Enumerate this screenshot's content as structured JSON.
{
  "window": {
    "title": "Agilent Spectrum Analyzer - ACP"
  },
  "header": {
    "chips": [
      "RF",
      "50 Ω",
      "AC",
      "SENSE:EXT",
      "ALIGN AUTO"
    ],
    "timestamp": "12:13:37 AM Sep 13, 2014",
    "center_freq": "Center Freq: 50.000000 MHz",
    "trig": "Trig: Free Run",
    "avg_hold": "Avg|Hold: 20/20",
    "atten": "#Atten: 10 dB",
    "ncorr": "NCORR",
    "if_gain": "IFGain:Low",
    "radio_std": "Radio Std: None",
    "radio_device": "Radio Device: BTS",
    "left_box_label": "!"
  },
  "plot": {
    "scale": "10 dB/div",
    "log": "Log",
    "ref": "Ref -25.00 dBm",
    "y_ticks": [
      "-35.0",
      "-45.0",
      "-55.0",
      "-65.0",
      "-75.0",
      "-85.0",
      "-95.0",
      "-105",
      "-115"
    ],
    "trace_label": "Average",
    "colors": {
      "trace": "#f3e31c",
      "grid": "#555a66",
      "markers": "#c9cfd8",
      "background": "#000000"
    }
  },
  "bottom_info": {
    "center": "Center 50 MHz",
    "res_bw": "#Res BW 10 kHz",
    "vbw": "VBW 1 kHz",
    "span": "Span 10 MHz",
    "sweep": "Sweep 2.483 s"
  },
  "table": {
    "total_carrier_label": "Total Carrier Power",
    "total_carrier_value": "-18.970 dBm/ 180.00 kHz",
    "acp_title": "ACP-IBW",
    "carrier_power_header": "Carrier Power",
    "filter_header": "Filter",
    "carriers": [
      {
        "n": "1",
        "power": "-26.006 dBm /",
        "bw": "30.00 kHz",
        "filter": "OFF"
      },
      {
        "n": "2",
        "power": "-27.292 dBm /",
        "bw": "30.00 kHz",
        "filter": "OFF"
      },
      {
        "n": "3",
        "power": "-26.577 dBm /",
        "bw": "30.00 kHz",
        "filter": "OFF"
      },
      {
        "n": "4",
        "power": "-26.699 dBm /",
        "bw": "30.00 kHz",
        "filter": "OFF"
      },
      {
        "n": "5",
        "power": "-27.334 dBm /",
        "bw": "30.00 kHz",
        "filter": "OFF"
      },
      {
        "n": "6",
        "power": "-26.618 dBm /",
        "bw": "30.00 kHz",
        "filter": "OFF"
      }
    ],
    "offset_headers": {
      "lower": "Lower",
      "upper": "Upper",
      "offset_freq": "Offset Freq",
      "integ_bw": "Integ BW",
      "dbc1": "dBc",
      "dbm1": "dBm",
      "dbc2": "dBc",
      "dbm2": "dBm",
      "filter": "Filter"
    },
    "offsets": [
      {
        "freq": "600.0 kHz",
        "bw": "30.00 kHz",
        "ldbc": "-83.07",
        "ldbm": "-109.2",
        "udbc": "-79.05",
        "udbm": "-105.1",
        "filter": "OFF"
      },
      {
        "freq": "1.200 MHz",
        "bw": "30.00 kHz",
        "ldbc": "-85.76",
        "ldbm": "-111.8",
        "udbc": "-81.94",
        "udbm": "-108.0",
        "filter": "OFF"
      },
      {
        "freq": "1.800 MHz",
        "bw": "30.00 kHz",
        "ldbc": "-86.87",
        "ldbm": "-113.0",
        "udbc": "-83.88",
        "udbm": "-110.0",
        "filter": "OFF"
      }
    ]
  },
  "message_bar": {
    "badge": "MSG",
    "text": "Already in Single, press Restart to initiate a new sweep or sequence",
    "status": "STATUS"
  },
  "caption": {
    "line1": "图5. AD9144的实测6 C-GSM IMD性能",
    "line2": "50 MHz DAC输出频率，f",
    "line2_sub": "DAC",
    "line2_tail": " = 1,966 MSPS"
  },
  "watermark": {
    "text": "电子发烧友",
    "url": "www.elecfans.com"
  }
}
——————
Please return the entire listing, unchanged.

Enumerate this screenshot's content as structured JSON.
{
  "window": {
    "title": "Agilent Spectrum Analyzer - ACP"
  },
  "header": {
    "chips": [
      "RF",
      "50 Ω",
      "AC",
      "SENSE:EXT",
      "ALIGN AUTO"
    ],
    "timestamp": "12:13:37 AM Sep 13, 2014",
    "center_freq": "Center Freq: 50.000000 MHz",
    "trig": "Trig: Free Run",
    "avg_hold": "Avg|Hold: 20/20",
    "atten": "#Atten: 10 dB",
    "ncorr": "NCORR",
    "if_gain": "IFGain:Low",
    "radio_std": "Radio Std: None",
    "radio_device": "Radio Device: BTS",
    "left_box_label": "!"
  },
  "plot": {
    "scale": "10 dB/div",
    "log": "Log",
    "ref": "Ref -25.00 dBm",
    "y_ticks": [
      "-35.0",
      "-45.0",
      "-55.0",
      "-65.0",
      "-75.0",
      "-85.0",
      "-95.0",
      "-105",
      "-115"
    ],
    "trace_label": "Average",
    "colors": {
      "trace": "#f3e31c",
      "grid": "#555a66",
      "markers": "#c9cfd8",
      "background": "#000000"
    }
  },
  "bottom_info": {
    "center": "Center 50 MHz",
    "res_bw": "#Res BW 10 kHz",
    "vbw": "VBW 1 kHz",
    "span": "Span 10 MHz",
    "sweep": "Sweep 2.483 s"
  },
  "table": {
    "total_carrier_label": "Total Carrier Power",
    "total_carrier_value": "-18.970 dBm/ 180.00 kHz",
    "acp_title": "ACP-IBW",
    "carrier_power_header": "Carrier Power",
    "filter_header": "Filter",
    "carriers": [
      {
        "n": "1",
        "power": "-26.006 dBm /",
        "bw": "30.00 kHz",
        "filter": "OFF"
      },
      {
        "n": "2",
        "power": "-27.292 dBm /",
        "bw": "30.00 kHz",
        "filter": "OFF"
      },
      {
        "n": "3",
        "power": "-26.577 dBm /",
        "bw": "30.00 kHz",
        "filter": "OFF"
      },
      {
        "n": "4",
        "power": "-26.699 dBm /",
        "bw": "30.00 kHz",
        "filter": "OFF"
      },
      {
        "n": "5",
        "power": "-27.334 dBm /",
        "bw": "30.00 kHz",
        "filter": "OFF"
      },
      {
        "n": "6",
        "power": "-26.618 dBm /",
        "bw": "30.00 kHz",
        "filter": "OFF"
      }
    ],
    "offset_headers": {
      "lower": "Lower",
      "upper": "Upper",
      "offset_freq": "Offset Freq",
      "integ_bw": "Integ BW",
      "dbc1": "dBc",
      "dbm1": "dBm",
      "dbc2": "dBc",
      "dbm2": "dBm",
      "filter": "Filter"
    },
    "offsets": [
      {
        "freq": "600.0 kHz",
        "bw": "30.00 kHz",
        "ldbc": "-83.07",
        "ldbm": "-109.2",
        "udbc": "-79.05",
        "udbm": "-105.1",
        "filter": "OFF"
      },
      {
        "freq": "1.200 MHz",
        "bw": "30.00 kHz",
        "ldbc": "-85.76",
        "ldbm": "-111.8",
        "udbc": "-81.94",
        "udbm": "-108.0",
        "filter": "OFF"
      },
      {
        "freq": "1.800 MHz",
        "bw": "30.00 kHz",
        "ldbc": "-86.87",
        "ldbm": "-113.0",
        "udbc": "-83.88",
        "udbm": "-110.0",
        "filter": "OFF"
      }
    ]
  },
  "message_bar": {
    "badge": "MSG",
    "text": "Already in Single, press Restart to initiate a new sweep or sequence",
    "status": "STATUS"
  },
  "caption": {
    "line1": "图5. AD9144的实测6 C-GSM IMD性能",
    "line2": "50 MHz DAC输出频率，f",
    "line2_sub": "DAC",
    "line2_tail": " = 1,966 MSPS"
  },
  "watermark": {
    "text": "电子发烧友",
    "url": "www.elecfans.com"
  }
}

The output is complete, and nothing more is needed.